Task objective: Below is a listing. Copy each line of it that holds the word "Confidential".

Extracted material:

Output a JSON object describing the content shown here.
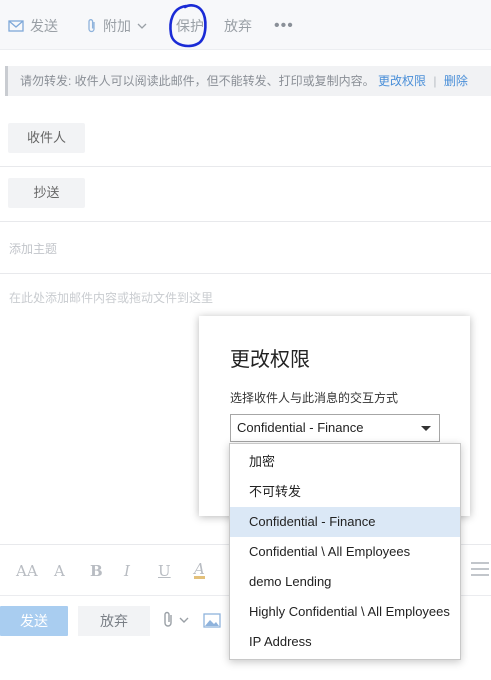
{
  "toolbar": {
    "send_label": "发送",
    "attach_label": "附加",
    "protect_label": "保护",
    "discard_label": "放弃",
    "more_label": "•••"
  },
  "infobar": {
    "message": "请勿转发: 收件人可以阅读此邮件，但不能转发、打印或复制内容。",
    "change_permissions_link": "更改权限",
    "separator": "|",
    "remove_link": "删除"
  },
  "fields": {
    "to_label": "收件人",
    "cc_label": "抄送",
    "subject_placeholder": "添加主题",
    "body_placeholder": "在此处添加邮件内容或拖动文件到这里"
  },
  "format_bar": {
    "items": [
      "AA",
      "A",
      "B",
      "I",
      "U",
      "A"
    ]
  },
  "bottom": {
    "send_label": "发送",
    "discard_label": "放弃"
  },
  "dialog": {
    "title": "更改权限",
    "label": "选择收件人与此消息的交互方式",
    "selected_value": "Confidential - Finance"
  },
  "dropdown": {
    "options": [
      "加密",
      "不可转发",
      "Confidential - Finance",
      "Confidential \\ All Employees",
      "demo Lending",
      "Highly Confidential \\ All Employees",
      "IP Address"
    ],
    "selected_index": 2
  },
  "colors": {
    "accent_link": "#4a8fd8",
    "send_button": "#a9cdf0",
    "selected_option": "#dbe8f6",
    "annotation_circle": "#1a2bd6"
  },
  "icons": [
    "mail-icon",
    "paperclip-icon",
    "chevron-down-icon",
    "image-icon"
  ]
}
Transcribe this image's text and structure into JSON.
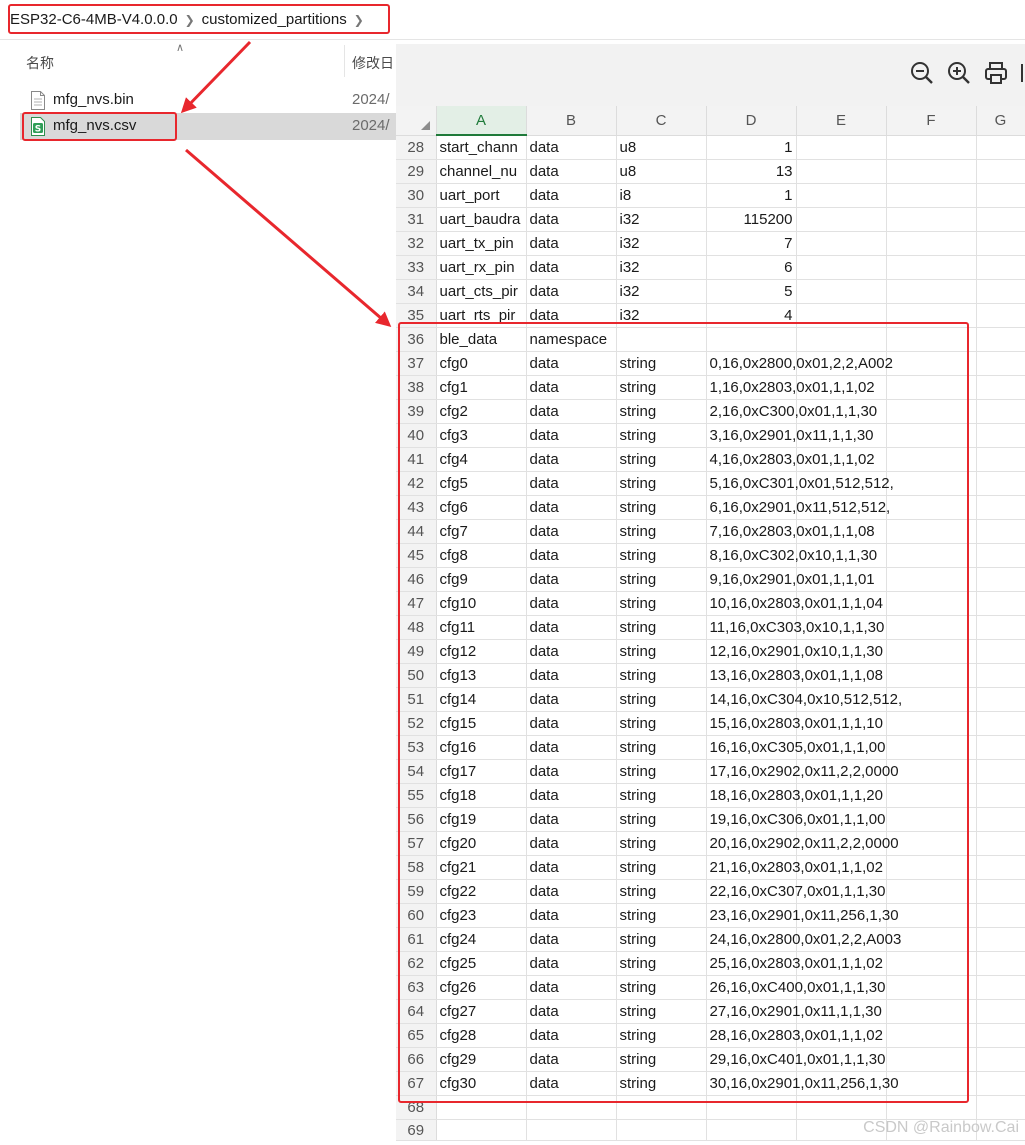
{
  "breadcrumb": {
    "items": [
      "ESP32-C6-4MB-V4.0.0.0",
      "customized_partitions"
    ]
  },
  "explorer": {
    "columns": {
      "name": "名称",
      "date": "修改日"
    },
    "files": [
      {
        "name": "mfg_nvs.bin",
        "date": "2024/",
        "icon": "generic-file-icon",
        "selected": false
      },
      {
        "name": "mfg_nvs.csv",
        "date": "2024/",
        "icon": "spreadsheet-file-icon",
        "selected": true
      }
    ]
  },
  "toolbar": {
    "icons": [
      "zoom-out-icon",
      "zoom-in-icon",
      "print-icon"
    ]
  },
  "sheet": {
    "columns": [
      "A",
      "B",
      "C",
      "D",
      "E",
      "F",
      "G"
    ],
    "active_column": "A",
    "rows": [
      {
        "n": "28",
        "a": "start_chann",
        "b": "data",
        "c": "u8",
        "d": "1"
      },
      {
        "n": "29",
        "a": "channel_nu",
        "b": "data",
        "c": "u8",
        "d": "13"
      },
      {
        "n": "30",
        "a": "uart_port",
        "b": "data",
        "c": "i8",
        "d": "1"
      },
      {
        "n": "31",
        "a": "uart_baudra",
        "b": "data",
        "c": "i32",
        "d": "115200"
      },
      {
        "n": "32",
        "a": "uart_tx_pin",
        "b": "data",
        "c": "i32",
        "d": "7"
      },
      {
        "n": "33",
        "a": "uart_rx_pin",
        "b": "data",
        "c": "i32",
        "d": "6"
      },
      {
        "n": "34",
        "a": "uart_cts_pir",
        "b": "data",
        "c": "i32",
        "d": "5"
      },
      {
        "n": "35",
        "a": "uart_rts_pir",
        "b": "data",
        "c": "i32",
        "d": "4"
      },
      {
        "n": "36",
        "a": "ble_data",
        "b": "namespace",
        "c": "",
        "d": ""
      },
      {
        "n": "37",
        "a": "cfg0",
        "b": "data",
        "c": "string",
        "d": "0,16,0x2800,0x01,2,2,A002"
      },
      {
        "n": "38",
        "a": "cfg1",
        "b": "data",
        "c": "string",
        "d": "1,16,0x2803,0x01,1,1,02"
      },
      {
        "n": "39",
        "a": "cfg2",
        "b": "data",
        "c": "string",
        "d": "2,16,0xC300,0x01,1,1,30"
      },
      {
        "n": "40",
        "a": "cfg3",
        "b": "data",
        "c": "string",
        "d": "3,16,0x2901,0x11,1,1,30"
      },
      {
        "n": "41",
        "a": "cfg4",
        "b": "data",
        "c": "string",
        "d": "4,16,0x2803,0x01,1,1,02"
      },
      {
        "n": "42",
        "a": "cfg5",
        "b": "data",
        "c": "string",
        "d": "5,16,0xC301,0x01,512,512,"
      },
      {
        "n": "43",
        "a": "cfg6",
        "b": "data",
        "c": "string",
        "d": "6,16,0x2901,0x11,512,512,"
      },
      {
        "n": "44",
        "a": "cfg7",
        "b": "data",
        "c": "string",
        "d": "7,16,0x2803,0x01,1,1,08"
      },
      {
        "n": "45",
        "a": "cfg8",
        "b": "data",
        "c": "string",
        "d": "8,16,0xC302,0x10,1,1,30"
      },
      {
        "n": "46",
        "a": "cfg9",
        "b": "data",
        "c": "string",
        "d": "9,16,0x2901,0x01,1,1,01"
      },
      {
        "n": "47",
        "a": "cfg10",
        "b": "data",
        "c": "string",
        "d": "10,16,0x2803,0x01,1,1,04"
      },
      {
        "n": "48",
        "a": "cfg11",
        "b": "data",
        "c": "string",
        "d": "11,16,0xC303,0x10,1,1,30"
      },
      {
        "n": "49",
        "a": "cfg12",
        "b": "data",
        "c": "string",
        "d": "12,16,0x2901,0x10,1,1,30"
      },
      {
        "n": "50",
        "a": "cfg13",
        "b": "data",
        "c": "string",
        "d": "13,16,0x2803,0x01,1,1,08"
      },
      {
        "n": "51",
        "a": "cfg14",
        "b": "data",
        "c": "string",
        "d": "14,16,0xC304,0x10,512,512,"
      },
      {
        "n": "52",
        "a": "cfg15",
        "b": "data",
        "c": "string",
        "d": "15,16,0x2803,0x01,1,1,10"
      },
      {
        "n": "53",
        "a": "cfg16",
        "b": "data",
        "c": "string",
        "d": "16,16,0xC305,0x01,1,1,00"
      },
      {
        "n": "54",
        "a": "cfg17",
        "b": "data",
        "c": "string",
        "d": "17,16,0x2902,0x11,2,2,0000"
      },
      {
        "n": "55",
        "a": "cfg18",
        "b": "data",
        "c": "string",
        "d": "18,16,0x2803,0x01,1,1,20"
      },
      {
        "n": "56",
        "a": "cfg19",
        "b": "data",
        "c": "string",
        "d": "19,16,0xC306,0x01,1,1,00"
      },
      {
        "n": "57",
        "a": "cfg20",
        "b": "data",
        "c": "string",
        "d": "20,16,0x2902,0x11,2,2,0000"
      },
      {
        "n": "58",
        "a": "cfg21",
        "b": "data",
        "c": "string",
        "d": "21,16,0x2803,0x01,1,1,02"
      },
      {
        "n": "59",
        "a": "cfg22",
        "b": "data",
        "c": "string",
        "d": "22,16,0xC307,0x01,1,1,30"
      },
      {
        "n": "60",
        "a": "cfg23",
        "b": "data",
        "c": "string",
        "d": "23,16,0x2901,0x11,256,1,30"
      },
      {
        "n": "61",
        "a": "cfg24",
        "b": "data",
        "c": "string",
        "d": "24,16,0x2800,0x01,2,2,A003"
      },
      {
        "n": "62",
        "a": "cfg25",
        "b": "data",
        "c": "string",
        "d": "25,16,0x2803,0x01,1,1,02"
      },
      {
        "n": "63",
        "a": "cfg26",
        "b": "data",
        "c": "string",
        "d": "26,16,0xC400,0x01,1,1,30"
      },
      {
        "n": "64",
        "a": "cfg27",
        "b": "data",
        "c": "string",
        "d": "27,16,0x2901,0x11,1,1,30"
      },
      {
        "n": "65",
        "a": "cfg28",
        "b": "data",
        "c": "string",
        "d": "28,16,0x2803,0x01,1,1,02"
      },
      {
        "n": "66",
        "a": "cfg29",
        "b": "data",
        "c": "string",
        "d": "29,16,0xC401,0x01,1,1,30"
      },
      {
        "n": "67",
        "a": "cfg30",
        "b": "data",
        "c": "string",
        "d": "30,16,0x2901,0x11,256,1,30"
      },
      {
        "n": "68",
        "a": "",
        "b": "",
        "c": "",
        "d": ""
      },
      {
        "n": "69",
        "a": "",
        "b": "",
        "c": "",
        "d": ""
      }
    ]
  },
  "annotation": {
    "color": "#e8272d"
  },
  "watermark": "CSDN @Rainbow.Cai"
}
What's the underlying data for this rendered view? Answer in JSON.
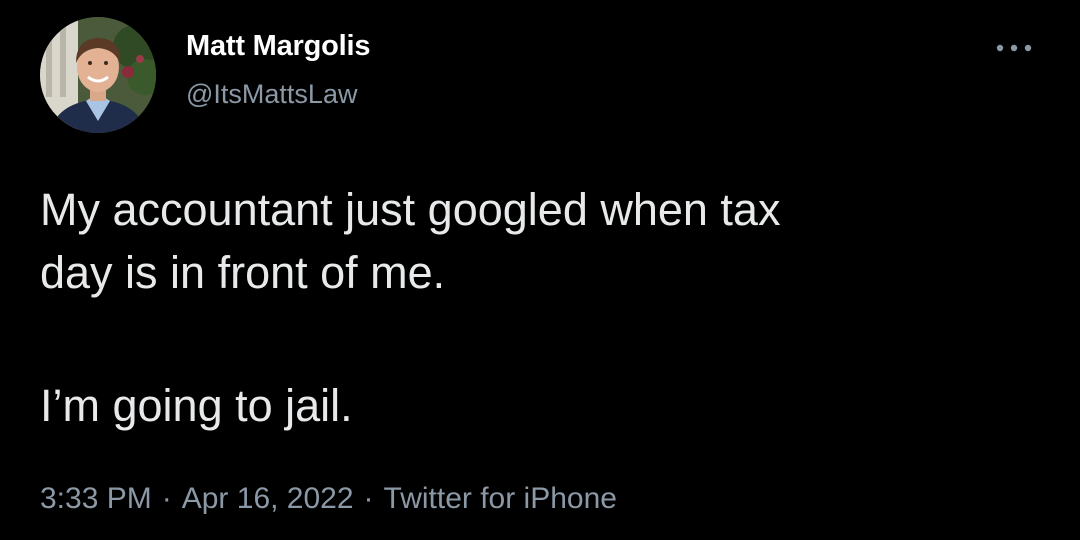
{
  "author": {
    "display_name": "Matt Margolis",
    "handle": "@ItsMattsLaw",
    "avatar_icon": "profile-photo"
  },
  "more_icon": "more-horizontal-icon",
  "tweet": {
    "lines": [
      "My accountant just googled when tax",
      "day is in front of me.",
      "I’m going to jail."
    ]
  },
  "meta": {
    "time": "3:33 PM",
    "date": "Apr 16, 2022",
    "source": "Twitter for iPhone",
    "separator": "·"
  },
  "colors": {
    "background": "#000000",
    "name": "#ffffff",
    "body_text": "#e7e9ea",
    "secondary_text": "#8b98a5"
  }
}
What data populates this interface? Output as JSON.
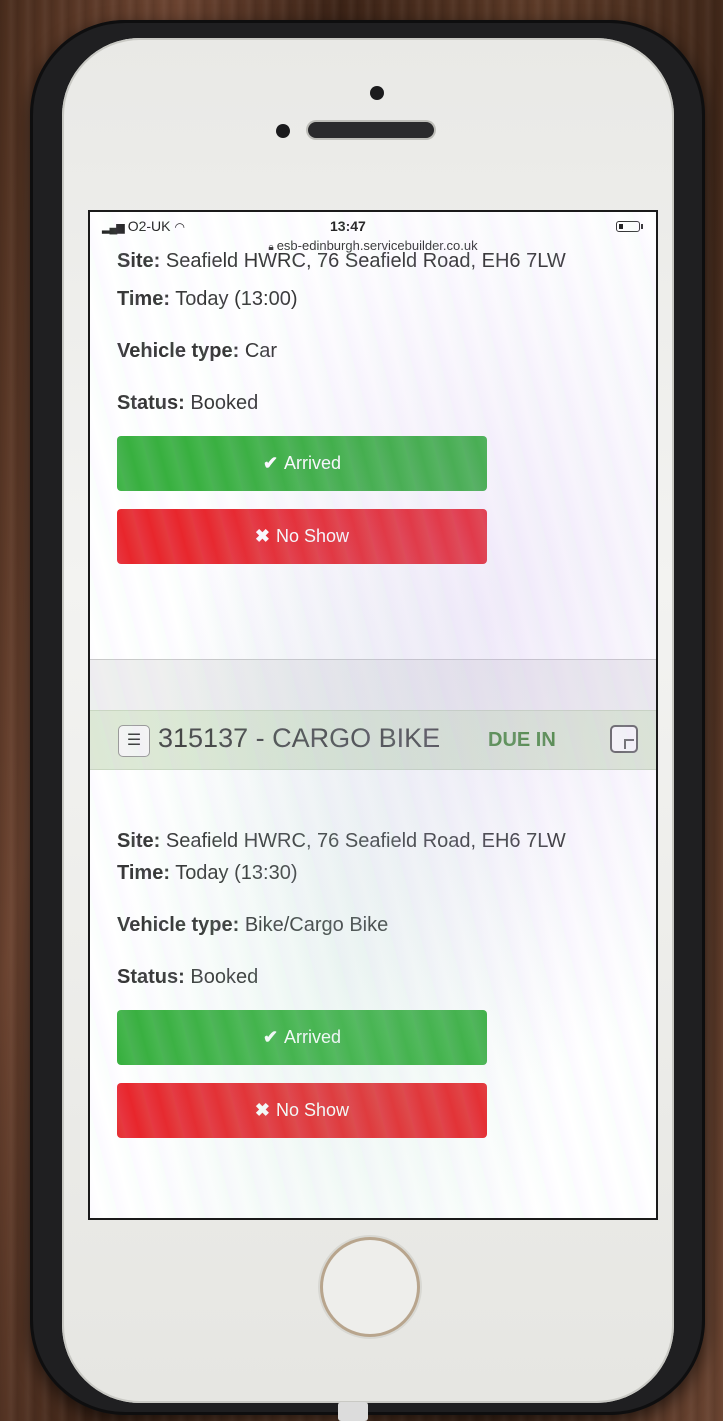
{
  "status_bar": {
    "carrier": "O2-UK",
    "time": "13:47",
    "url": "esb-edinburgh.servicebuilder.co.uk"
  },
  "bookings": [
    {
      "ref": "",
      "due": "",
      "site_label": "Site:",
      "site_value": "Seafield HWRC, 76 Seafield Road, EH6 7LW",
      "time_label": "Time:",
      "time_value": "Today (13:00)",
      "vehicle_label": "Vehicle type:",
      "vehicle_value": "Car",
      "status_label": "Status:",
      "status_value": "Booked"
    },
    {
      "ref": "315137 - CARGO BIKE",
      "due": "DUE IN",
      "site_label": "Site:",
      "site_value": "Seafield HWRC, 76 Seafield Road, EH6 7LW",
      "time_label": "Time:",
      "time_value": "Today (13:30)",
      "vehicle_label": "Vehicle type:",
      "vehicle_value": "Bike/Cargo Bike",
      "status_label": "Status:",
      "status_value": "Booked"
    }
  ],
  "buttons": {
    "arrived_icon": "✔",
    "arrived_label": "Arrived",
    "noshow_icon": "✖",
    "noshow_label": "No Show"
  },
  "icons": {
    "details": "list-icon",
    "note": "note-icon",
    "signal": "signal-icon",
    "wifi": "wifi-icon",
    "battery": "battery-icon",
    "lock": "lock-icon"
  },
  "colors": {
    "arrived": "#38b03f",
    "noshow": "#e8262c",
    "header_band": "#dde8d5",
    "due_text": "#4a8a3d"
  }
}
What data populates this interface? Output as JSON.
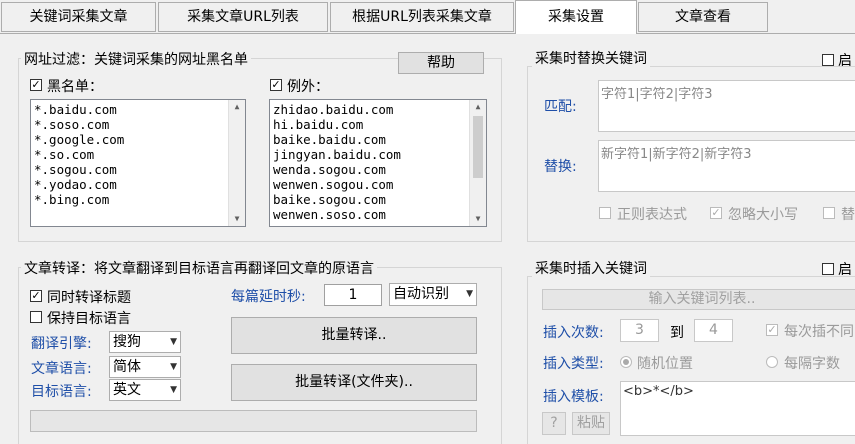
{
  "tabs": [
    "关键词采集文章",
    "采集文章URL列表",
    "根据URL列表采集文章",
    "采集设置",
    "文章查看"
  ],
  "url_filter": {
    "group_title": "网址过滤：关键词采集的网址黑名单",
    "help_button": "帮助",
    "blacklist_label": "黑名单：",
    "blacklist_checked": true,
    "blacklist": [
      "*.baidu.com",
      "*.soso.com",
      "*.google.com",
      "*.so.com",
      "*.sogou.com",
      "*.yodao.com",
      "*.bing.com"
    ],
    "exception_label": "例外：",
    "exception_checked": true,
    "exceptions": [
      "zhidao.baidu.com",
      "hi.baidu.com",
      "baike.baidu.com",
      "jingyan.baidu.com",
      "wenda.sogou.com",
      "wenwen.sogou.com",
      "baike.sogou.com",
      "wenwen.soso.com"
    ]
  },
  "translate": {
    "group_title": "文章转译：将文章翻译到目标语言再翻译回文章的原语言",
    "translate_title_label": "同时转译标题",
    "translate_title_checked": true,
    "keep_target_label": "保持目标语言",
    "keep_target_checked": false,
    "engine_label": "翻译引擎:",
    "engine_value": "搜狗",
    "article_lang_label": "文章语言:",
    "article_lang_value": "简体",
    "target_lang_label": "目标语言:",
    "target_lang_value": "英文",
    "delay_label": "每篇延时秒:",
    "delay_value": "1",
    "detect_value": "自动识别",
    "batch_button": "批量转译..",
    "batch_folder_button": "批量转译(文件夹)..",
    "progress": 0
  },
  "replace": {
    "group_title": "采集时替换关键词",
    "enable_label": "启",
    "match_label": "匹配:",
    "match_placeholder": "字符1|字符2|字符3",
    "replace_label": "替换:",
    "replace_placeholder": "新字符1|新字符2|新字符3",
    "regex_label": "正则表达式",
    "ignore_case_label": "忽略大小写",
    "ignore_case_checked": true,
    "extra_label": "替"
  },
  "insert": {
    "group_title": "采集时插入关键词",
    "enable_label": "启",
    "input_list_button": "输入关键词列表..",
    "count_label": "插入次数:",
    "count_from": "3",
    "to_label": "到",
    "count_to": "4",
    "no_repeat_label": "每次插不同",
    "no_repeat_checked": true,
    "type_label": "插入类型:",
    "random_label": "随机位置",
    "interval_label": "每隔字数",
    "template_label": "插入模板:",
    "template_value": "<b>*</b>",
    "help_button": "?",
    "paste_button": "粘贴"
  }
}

Worked solution:
    "selected_value": "Confidential - Finance"
      "Confidential - Finance",
      "Confidential \\ All Employees",
      "Highly Confidential \\ All Employees",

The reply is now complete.